How very true, Hank, but that's not the point. If Citigroup continues to make silly mistakes, the shareholders will hold Prince accountable.
Who, therefore, wants to be a chief executive, you might ask? Well, apart from the sky-high pay, the prestige, the round-the-clock limos and private jets at your beck and call, the job may not be as attractive as it once was.
Isn't the real problem that many employees, especially on the proprietary trading and structuring desks, are smarter than their chief executives?
Think about it. Chuck Prince may rant and rave about that now infamous government bond trade in Europe which blindsided its competitors and made the bank a cool Eu20m in a few hours.
Of course it wasn't quite cricket, and the opposition duly howled with indignation. However, the fact is that even if the traders had asked Prince's permission, he wouldn't have understood the transaction anyway.
Once again, HSBC's chairman, Sir John Bond, was right on the button when he was asked why some key HSBC line managers in North America were paid multiples of his own earnings. Sir John's response was: ?Those people have different skill-sets to you and I.?
2005 ? the year of Armageddon?
What are the prospects for the financial services sector in 2005? The banks and investment banks have nothing to be ashamed about in their share price performance this year ? even Credit Suisse has shown that there is life after near-death.
If you read global strategists such as Stephen Roach of Morgan Stanley, we would advise you to either wear brown trousers or have a bottle of absinthe close at hand. Roach thinks that Armageddon is not an outside bet. He draws attention to the disappearing dollar, horrendous and probably unmanageable consumer debt in North America and the developed European countries and an imminent collapse in house prices.
Of course, he is right, but these problems didn't surface overnight. Share prices should probably be lower and dollar bonds in a tailspin. However, they are not.
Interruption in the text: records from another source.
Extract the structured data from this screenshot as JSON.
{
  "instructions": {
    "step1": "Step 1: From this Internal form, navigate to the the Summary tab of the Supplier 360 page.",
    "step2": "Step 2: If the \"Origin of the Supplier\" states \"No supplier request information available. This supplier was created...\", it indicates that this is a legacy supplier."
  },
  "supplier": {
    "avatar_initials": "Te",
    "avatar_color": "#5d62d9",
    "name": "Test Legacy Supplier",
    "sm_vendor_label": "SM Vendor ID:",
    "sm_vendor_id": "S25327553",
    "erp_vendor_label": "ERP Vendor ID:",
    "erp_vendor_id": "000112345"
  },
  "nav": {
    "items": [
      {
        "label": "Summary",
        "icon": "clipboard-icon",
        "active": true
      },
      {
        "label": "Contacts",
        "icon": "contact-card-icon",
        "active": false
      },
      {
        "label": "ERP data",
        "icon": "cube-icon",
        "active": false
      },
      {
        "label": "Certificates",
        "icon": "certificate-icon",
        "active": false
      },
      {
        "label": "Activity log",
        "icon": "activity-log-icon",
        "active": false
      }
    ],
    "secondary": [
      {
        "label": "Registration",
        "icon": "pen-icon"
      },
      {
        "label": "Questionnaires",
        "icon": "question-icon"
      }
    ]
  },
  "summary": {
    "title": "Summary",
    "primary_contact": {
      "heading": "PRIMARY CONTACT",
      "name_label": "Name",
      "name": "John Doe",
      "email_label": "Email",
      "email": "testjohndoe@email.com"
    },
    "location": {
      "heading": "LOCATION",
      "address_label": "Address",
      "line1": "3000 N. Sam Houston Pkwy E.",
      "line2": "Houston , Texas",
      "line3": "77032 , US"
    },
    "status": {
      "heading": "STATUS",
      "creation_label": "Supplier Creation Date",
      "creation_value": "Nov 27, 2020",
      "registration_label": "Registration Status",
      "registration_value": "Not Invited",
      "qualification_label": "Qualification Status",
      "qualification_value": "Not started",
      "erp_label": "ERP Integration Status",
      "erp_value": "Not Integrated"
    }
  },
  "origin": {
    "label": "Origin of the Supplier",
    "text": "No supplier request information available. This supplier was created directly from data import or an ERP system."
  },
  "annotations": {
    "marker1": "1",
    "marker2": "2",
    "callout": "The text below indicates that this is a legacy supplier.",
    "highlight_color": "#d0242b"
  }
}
The markets have, in fact, been remarkably resilient and if Armageddon was really around the corner, would Morgan Stanley shares be close to their year's high?
Almost certainly, 2005 will not get away to the flying start which we saw in 2004. What we need are more Google-type IPOs and a wave of mergers similar to K-Mart and Sears Roebuck.
Banks and investment banks may finally get off their duffs and pair up ? and please may we not have another year when Santander Central Hispano's purchase of Abbey was considered to be one of the highlights.